**What you should do:**
Sift the listing for lines that hold the string "this" and pull them out.

**Exercise materials:**
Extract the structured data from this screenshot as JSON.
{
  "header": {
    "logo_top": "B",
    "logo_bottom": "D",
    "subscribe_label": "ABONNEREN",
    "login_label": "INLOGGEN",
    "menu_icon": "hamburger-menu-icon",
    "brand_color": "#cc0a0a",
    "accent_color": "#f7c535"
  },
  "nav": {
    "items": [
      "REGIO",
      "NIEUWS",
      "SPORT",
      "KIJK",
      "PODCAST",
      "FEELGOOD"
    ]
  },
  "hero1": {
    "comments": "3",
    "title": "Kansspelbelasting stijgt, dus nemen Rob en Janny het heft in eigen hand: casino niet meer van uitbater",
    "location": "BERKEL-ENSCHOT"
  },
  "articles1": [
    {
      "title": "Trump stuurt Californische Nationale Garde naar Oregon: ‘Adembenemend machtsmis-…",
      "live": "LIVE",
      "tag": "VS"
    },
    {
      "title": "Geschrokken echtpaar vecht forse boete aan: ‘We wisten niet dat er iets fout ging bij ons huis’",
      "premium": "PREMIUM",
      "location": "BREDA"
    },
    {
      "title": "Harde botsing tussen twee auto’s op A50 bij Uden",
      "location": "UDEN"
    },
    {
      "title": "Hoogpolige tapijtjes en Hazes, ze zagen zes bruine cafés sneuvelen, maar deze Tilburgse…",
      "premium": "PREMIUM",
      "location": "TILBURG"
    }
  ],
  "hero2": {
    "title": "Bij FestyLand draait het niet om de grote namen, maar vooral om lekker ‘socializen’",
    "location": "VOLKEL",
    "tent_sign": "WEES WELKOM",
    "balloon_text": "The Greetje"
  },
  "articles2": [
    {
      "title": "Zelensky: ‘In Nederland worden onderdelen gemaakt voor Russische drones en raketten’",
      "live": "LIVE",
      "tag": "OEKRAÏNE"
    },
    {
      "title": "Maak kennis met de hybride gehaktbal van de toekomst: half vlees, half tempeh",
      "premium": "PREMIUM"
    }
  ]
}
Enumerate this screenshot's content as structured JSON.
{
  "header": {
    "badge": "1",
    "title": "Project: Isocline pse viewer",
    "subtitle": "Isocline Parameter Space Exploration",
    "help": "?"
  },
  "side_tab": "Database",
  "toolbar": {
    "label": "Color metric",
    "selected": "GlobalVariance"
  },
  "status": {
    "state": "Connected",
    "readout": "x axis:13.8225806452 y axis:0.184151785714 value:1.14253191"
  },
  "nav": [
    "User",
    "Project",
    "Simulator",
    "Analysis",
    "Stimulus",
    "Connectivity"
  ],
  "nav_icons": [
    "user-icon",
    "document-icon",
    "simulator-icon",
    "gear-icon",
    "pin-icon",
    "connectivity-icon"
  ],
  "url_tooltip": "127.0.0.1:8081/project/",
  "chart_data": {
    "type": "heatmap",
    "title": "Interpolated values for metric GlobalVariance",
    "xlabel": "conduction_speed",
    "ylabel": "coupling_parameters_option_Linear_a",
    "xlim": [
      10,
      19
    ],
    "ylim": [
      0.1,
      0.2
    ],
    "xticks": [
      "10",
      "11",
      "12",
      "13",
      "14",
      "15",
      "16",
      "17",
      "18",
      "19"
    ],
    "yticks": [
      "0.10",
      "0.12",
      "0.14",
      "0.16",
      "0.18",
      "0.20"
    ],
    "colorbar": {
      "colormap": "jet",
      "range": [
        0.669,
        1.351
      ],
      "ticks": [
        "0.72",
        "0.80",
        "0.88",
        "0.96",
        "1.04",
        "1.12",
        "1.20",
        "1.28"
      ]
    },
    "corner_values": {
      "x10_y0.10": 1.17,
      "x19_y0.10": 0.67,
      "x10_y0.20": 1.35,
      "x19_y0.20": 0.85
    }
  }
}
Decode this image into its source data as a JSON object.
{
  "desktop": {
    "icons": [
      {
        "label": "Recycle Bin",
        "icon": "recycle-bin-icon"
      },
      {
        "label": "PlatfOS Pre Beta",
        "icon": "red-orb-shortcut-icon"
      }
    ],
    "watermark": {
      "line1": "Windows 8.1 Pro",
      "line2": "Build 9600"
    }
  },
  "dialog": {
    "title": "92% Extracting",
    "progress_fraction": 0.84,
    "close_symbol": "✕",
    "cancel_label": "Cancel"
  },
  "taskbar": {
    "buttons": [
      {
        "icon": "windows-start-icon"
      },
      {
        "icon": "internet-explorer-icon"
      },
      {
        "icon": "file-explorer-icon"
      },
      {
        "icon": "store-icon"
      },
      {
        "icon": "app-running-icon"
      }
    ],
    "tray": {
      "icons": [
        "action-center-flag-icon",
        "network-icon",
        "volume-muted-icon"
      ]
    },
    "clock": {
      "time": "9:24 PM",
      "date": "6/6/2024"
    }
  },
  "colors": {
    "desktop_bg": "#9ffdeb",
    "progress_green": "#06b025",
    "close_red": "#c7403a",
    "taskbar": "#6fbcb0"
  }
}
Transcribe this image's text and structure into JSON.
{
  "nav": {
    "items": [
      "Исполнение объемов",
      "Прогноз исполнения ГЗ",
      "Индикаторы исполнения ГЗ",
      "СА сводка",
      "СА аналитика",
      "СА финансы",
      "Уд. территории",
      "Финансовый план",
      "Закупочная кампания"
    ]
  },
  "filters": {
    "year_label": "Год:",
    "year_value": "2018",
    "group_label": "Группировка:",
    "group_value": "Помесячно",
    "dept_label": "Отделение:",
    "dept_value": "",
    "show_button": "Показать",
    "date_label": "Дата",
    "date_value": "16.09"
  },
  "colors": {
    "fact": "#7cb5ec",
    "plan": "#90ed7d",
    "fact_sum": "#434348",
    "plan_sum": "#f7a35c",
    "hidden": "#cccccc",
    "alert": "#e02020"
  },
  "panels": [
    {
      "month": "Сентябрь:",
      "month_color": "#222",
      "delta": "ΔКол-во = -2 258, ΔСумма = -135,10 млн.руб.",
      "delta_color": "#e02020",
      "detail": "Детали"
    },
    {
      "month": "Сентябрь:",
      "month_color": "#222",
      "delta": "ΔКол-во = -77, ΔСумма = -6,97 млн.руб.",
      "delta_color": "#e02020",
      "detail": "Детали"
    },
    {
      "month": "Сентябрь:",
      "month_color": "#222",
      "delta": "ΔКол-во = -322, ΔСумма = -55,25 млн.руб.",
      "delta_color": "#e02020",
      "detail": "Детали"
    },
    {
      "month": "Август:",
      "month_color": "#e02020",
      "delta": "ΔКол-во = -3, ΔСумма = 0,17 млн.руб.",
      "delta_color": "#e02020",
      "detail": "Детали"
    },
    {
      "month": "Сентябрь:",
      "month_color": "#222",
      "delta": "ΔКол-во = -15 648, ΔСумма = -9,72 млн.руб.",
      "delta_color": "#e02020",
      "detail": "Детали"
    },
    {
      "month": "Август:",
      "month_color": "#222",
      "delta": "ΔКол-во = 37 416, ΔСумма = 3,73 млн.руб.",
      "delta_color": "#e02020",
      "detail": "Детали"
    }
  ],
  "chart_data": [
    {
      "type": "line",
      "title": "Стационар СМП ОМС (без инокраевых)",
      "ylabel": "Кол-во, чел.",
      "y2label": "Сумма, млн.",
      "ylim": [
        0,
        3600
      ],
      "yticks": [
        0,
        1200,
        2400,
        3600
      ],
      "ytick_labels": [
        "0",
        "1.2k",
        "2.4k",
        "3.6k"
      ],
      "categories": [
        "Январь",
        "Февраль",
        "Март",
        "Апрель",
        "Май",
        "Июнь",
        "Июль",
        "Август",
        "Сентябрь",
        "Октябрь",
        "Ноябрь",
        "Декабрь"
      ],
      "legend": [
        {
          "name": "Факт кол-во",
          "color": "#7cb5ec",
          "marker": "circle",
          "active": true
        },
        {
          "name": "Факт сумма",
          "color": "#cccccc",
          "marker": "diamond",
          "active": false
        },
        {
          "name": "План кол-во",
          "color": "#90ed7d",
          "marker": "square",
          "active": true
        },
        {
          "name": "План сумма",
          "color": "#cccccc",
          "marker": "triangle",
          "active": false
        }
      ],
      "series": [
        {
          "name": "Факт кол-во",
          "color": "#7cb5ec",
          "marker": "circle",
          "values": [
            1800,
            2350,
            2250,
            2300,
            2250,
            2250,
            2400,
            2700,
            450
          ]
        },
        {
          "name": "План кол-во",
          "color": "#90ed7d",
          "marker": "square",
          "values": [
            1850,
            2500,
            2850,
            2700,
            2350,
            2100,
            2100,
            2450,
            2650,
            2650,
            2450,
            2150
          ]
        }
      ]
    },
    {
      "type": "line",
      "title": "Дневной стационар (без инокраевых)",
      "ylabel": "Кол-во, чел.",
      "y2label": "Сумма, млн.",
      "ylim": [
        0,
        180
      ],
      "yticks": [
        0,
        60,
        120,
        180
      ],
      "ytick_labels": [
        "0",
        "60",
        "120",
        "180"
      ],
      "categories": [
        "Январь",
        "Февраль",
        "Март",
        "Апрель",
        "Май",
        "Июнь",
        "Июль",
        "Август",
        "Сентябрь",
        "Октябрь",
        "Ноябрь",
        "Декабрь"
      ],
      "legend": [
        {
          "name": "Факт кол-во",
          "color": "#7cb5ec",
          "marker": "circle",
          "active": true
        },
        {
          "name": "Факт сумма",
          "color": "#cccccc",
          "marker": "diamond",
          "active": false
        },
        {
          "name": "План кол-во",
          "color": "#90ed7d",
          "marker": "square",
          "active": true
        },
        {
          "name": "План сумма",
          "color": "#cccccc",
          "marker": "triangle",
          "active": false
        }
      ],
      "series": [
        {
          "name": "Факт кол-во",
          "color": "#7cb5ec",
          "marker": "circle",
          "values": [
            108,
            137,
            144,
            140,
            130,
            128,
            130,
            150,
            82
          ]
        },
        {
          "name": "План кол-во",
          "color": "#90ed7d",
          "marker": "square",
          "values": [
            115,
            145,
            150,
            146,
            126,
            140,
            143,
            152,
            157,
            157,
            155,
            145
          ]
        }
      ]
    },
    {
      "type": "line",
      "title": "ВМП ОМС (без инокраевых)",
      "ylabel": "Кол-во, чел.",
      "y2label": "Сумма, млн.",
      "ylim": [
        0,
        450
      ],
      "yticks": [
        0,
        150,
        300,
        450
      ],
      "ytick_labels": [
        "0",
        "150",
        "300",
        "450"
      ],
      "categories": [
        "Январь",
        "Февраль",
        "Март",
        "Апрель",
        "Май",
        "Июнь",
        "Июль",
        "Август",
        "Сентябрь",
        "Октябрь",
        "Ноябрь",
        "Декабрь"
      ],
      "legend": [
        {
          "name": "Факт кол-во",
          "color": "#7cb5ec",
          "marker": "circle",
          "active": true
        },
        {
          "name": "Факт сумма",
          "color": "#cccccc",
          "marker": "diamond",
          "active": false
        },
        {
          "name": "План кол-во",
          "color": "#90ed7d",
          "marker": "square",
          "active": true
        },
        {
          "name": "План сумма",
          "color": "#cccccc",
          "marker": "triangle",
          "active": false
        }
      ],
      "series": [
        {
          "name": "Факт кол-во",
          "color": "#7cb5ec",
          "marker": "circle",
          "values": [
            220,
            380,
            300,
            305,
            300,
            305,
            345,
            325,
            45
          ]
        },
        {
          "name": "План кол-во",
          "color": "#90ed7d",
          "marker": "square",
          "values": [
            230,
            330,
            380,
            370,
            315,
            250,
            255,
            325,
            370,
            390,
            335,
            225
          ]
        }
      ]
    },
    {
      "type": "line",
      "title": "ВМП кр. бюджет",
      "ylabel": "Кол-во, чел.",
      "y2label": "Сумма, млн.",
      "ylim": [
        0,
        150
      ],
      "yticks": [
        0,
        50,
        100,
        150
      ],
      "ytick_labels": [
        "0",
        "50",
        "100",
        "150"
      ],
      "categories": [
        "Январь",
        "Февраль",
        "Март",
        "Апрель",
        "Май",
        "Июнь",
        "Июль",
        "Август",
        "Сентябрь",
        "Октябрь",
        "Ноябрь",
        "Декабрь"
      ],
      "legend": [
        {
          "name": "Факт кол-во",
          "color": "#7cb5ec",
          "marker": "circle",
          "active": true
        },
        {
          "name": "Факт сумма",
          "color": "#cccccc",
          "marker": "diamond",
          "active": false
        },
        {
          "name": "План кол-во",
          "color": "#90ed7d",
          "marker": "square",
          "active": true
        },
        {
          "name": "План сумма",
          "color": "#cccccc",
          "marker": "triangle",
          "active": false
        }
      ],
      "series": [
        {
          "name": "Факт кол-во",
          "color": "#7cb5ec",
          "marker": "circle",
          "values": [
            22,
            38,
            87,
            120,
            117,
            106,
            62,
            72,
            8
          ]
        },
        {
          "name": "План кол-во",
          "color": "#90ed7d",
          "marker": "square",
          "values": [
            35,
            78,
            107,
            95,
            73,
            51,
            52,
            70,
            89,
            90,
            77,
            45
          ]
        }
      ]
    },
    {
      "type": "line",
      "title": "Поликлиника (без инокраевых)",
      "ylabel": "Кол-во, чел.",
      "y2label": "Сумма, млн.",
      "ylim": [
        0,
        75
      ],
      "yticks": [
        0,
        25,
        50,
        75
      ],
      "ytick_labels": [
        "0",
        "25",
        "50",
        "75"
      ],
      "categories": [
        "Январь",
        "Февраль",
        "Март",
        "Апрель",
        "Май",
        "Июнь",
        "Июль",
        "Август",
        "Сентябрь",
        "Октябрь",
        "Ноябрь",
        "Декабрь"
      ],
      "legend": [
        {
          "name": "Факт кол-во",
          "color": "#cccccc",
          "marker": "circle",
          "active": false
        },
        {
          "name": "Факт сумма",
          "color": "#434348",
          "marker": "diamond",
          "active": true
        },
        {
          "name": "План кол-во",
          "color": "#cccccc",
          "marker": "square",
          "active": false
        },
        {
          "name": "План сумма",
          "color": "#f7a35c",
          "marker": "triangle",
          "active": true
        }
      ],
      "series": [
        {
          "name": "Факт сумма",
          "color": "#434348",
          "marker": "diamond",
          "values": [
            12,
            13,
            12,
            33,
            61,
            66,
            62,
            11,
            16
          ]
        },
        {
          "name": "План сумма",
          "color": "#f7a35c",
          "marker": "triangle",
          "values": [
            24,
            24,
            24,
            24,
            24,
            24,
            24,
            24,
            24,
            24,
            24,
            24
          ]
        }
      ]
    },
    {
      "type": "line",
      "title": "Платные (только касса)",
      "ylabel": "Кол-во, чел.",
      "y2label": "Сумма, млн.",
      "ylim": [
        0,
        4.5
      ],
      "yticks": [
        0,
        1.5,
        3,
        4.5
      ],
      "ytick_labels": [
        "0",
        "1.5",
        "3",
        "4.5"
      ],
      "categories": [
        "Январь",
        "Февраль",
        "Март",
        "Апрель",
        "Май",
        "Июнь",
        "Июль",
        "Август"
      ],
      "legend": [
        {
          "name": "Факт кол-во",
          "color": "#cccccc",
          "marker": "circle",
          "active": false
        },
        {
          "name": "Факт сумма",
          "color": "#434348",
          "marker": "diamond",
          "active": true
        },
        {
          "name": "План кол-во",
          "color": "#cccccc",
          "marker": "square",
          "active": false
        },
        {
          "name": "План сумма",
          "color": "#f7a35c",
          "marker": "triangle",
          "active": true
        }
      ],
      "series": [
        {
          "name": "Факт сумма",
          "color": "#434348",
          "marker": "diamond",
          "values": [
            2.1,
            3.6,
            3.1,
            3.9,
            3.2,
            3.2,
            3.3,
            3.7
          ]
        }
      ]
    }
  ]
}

**Exercise result:**
Extract the structured data from this screenshot as JSON.
Enumerate this screenshot's content as structured JSON.
Decode this image into its source data as a JSON object.
Transcribe this image's text and structure into JSON.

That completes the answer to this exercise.